On Monday the New York Times reports that Ai was able to meet with his wife, Lu Qing, who apparently confirms that Ai looks well enough and that conditions of his detention are not all that bad. This isn’t to say that its enjoyable to be in prison, even if prison is some form of ‘house arrest.’ It might suggest, though, that reports of Ai’s torture and forced confession, such as those appearing in Epoch Times, might be a bit overstated （艾未未受酷刑认罪？中国人权揭黑幕). Ai, in the 30-minute (and no doubt well-supervised) meeting, showed particular concern about the health of his mother.
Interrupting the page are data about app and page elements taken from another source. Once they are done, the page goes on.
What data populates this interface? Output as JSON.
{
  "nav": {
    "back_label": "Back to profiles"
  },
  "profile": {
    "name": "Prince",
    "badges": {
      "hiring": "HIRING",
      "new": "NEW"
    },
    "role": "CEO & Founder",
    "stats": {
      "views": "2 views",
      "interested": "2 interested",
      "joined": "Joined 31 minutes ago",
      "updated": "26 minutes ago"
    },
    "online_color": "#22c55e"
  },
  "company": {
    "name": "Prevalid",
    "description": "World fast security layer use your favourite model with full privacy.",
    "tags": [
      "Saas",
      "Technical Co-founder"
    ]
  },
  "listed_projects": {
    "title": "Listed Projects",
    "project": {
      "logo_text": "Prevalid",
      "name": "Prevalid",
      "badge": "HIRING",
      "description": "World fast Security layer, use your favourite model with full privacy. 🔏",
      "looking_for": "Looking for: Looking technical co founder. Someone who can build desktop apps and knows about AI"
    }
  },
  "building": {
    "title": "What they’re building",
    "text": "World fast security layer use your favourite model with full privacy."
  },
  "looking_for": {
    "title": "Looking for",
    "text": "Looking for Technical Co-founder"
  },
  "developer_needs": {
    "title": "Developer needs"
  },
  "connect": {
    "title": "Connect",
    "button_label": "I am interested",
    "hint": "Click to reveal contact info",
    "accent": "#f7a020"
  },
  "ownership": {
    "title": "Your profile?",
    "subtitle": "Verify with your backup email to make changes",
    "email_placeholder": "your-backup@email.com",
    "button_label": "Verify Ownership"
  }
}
His mother, in turn, responded to reporters, as the NYT’s has it:
Mr. Ai’s mother said on Monday that she was relieved to learn that her son
appears to be in good health but she said the family remains in the dark
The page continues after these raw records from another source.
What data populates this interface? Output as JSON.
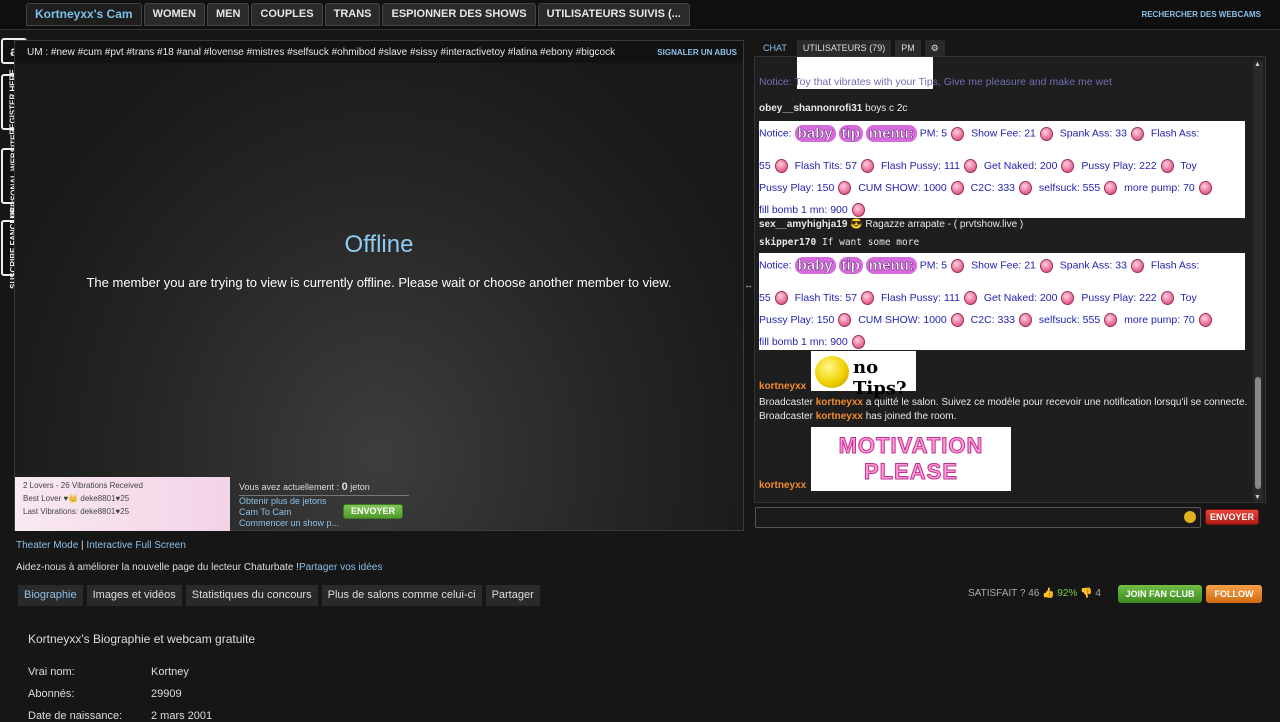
{
  "nav": {
    "tabs": [
      "Kortneyxx's Cam",
      "WOMEN",
      "MEN",
      "COUPLES",
      "TRANS",
      "ESPIONNER DES SHOWS",
      "UTILISATEURS SUIVIS (..."
    ],
    "search_link": "RECHERCHER DES WEBCAMS"
  },
  "rail": {
    "amazon": "a",
    "register": "REGISTER HERE",
    "personal": "PERSONAL WEBSITE",
    "fanclub": "SUSCRIBE FANCLUB"
  },
  "player": {
    "subject": "UM : #new #cum #pvt #trans #18 #anal #lovense #mistres #selfsuck #ohmibod #slave #sissy #interactivetoy #latina #ebony #bigcock",
    "report": "SIGNALER UN ABUS",
    "offline_title": "Offline",
    "offline_message": "The member you are trying to view is currently offline. Please wait or choose another member to view.",
    "tip_lines": [
      "2 Lovers - 26 Vibrations Received",
      "Best Lover ♥👑 deke8801♥25",
      "Last Vibrations: deke8801♥25"
    ],
    "tokens_prefix": "Vous avez actuellement :",
    "tokens_count": "0",
    "tokens_suffix": "jeton",
    "links": [
      "Obtenir plus de jetons",
      "Cam To Cam",
      "Commencer un show p..."
    ],
    "send_label": "ENVOYER"
  },
  "chat": {
    "tabs": [
      "CHAT",
      "UTILISATEURS (79)",
      "PM"
    ],
    "notice_top": "Notice:                                               Toy that vibrates with your Tips, Give me pleasure and make me wet",
    "msg1_user": "obey__shannonrofi31",
    "msg1_text": "boys c 2c",
    "menu_notice": "Notice:",
    "menu_title": [
      "baby",
      "tip",
      "menu:"
    ],
    "menu_row1": [
      "PM: 5",
      "Show Fee: 21",
      "Spank Ass: 33",
      "Flash Ass:"
    ],
    "menu_row2": [
      "55",
      "Flash Tits: 57",
      "Flash Pussy: 111",
      "Get Naked: 200",
      "Pussy Play: 222",
      "Toy"
    ],
    "menu_row3": [
      "Pussy Play: 150",
      "CUM SHOW: 1000",
      "C2C: 333",
      "selfsuck: 555",
      "more pump: 70"
    ],
    "menu_row4": "fill bomb 1 mn: 900",
    "msg2_user": "sex__amyhighja19",
    "msg2_text": "😎 Ragazze arrapate - ( prvtshow.live )",
    "msg3_user": "skipper170",
    "msg3_text": "If want some more",
    "host": "kortneyxx",
    "no_tips": "no Tips?",
    "broadcaster": "Broadcaster",
    "left_msg": "a quitté le salon. Suivez ce modèle pour recevoir une notification lorsqu'il se connecte.",
    "joined_msg": "has joined the room.",
    "motivation": [
      "MOTIVATION",
      "PLEASE"
    ],
    "send_label": "ENVOYER"
  },
  "below": {
    "theater": "Theater Mode",
    "sep": " | ",
    "fullscreen": "Interactive Full Screen",
    "feedback_text": "Aidez-nous à améliorer la nouvelle page du lecteur Chaturbate !",
    "feedback_link": "Partager vos idées",
    "tabs": [
      "Biographie",
      "Images et vidéos",
      "Statistiques du concours",
      "Plus de salons comme celui-ci",
      "Partager"
    ],
    "satisfied_label": "SATISFAIT ?",
    "up_count": "46",
    "pct": "92%",
    "down_count": "4",
    "join": "JOIN FAN CLUB",
    "follow": "FOLLOW",
    "bio_title": "Kortneyxx's Biographie et webcam gratuite",
    "bio": [
      {
        "k": "Vrai nom:",
        "v": "Kortney"
      },
      {
        "k": "Abonnés:",
        "v": "29909"
      },
      {
        "k": "Date de naissance:",
        "v": "2 mars 2001"
      }
    ]
  },
  "colors": {
    "link": "#8cc0e8",
    "accent_green": "#4f9a2a",
    "accent_red": "#b01a14",
    "host": "#f08a30"
  }
}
about why authorities are holding the activist.
“It is a huge relief to know that he was not tortured,” Gao Ying, 78, said
in a telephone interview. She said Ms. Lu told her that “Weiwei seemed
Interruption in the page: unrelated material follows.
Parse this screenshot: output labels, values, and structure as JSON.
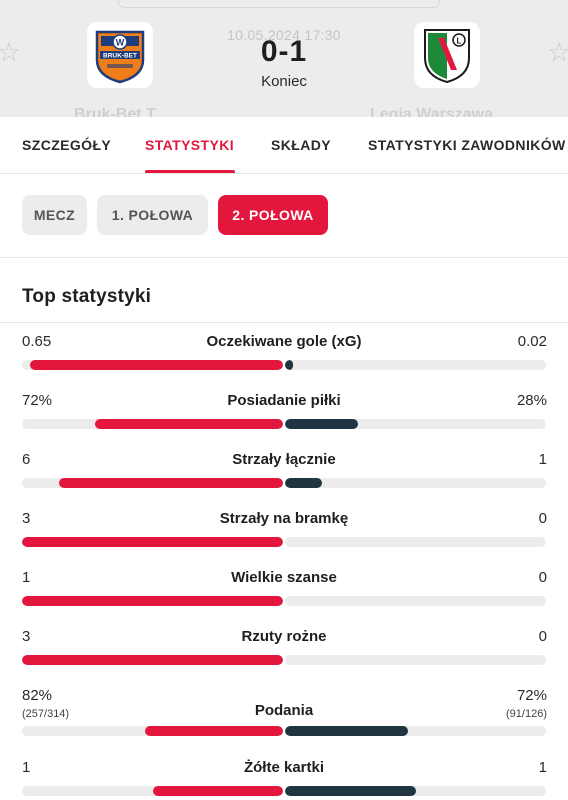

healthy and calm² and that ³they seem to be treating him a civilized way.”
Ai’s family’s prominent position in the PRC government actually predates the PRC, and, perhaps, will outlive it as well. The focus here on Ai’s wife and mother is indicative of their ongoing stature, an influence best exerted, I expect, behind the scenes.